Instructions for the task - Could you please reproduce the entries exactly, leaving out any pictures?

Data to process -

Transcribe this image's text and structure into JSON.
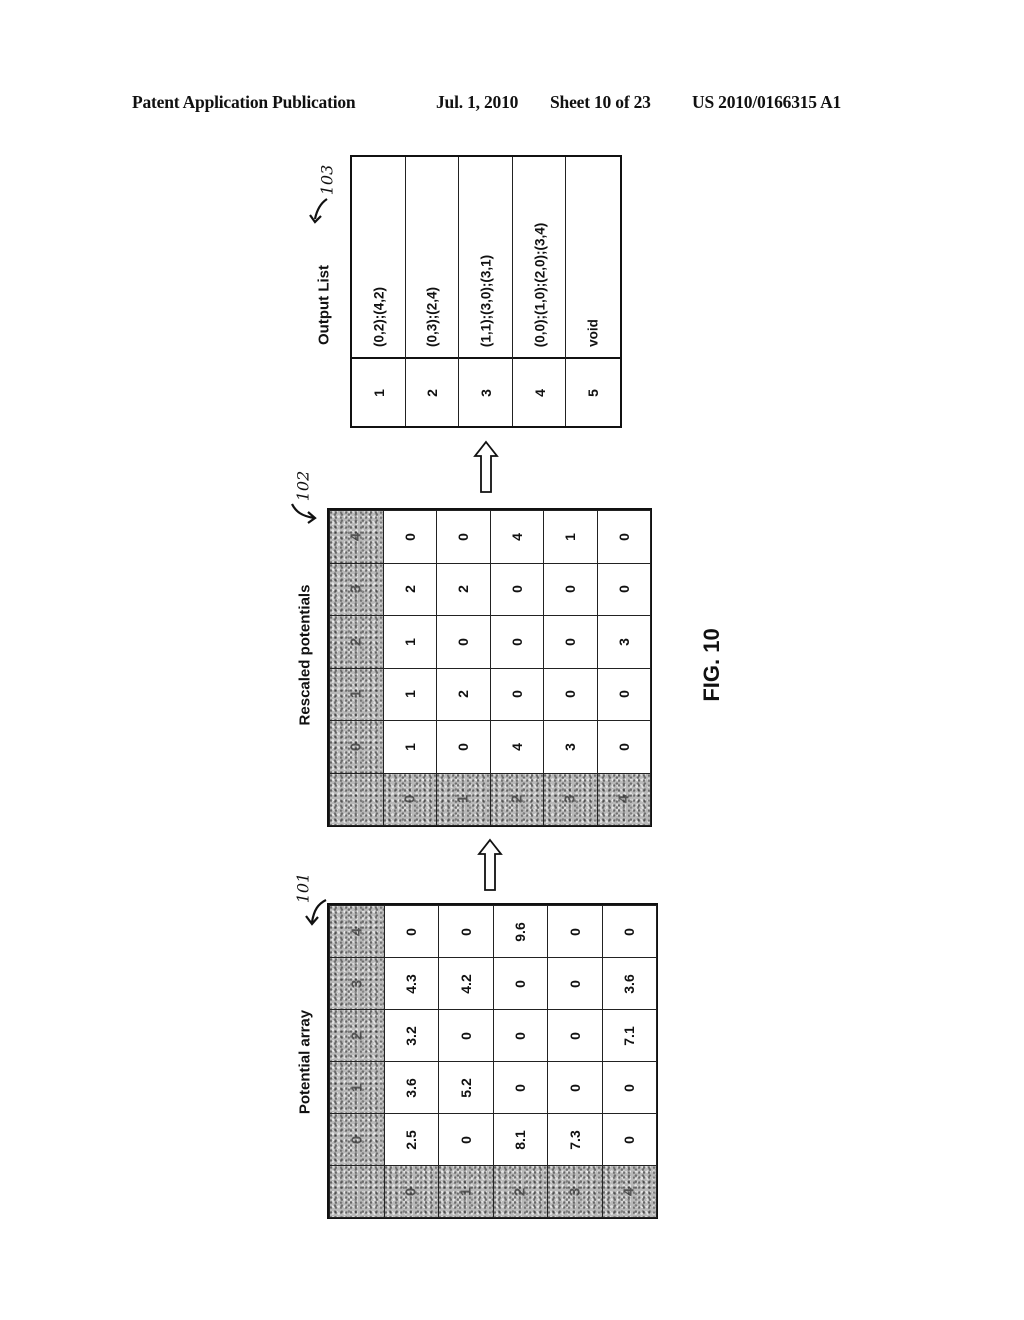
{
  "header": {
    "publication": "Patent Application Publication",
    "date": "Jul. 1, 2010",
    "sheet": "Sheet 10 of 23",
    "number": "US 2010/0166315 A1"
  },
  "figure_label": "FIG. 10",
  "potential_array": {
    "title": "Potential array",
    "ref": "101",
    "col_headers": [
      "0",
      "1",
      "2",
      "3",
      "4"
    ],
    "row_headers": [
      "0",
      "1",
      "2",
      "3",
      "4"
    ],
    "rows": [
      [
        "2.5",
        "3.6",
        "3.2",
        "4.3",
        "0"
      ],
      [
        "0",
        "5.2",
        "0",
        "4.2",
        "0"
      ],
      [
        "8.1",
        "0",
        "0",
        "0",
        "9.6"
      ],
      [
        "7.3",
        "0",
        "0",
        "0",
        "0"
      ],
      [
        "0",
        "0",
        "7.1",
        "3.6",
        "0"
      ]
    ]
  },
  "rescaled_potentials": {
    "title": "Rescaled potentials",
    "ref": "102",
    "col_headers": [
      "0",
      "1",
      "2",
      "3",
      "4"
    ],
    "row_headers": [
      "0",
      "1",
      "2",
      "3",
      "4"
    ],
    "rows": [
      [
        "1",
        "1",
        "1",
        "2",
        "0"
      ],
      [
        "0",
        "2",
        "0",
        "2",
        "0"
      ],
      [
        "4",
        "0",
        "0",
        "0",
        "4"
      ],
      [
        "3",
        "0",
        "0",
        "0",
        "1"
      ],
      [
        "0",
        "0",
        "3",
        "0",
        "0"
      ]
    ]
  },
  "output_list": {
    "title": "Output List",
    "ref": "103",
    "items": [
      {
        "index": "1",
        "value": "(0,2);(4,2)"
      },
      {
        "index": "2",
        "value": "(0,3);(2,4)"
      },
      {
        "index": "3",
        "value": "(1,1);(3,0);(3,1)"
      },
      {
        "index": "4",
        "value": "(0,0);(1,0);(2,0);(3,4)"
      },
      {
        "index": "5",
        "value": "void"
      }
    ]
  },
  "arrows": [
    "up-arrow",
    "up-arrow"
  ]
}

Response to the exercise -
Transcribe this image's text and structure into JSON.
{
  "header": {
    "publication": "Patent Application Publication",
    "date": "Jul. 1, 2010",
    "sheet": "Sheet 10 of 23",
    "number": "US 2010/0166315 A1"
  },
  "figure_label": "FIG. 10",
  "potential_array": {
    "title": "Potential array",
    "ref": "101",
    "col_headers": [
      "0",
      "1",
      "2",
      "3",
      "4"
    ],
    "row_headers": [
      "0",
      "1",
      "2",
      "3",
      "4"
    ],
    "rows": [
      [
        "2.5",
        "3.6",
        "3.2",
        "4.3",
        "0"
      ],
      [
        "0",
        "5.2",
        "0",
        "4.2",
        "0"
      ],
      [
        "8.1",
        "0",
        "0",
        "0",
        "9.6"
      ],
      [
        "7.3",
        "0",
        "0",
        "0",
        "0"
      ],
      [
        "0",
        "0",
        "7.1",
        "3.6",
        "0"
      ]
    ]
  },
  "rescaled_potentials": {
    "title": "Rescaled potentials",
    "ref": "102",
    "col_headers": [
      "0",
      "1",
      "2",
      "3",
      "4"
    ],
    "row_headers": [
      "0",
      "1",
      "2",
      "3",
      "4"
    ],
    "rows": [
      [
        "1",
        "1",
        "1",
        "2",
        "0"
      ],
      [
        "0",
        "2",
        "0",
        "2",
        "0"
      ],
      [
        "4",
        "0",
        "0",
        "0",
        "4"
      ],
      [
        "3",
        "0",
        "0",
        "0",
        "1"
      ],
      [
        "0",
        "0",
        "3",
        "0",
        "0"
      ]
    ]
  },
  "output_list": {
    "title": "Output List",
    "ref": "103",
    "items": [
      {
        "index": "1",
        "value": "(0,2);(4,2)"
      },
      {
        "index": "2",
        "value": "(0,3);(2,4)"
      },
      {
        "index": "3",
        "value": "(1,1);(3,0);(3,1)"
      },
      {
        "index": "4",
        "value": "(0,0);(1,0);(2,0);(3,4)"
      },
      {
        "index": "5",
        "value": "void"
      }
    ]
  },
  "arrows": [
    "up-arrow",
    "up-arrow"
  ]
}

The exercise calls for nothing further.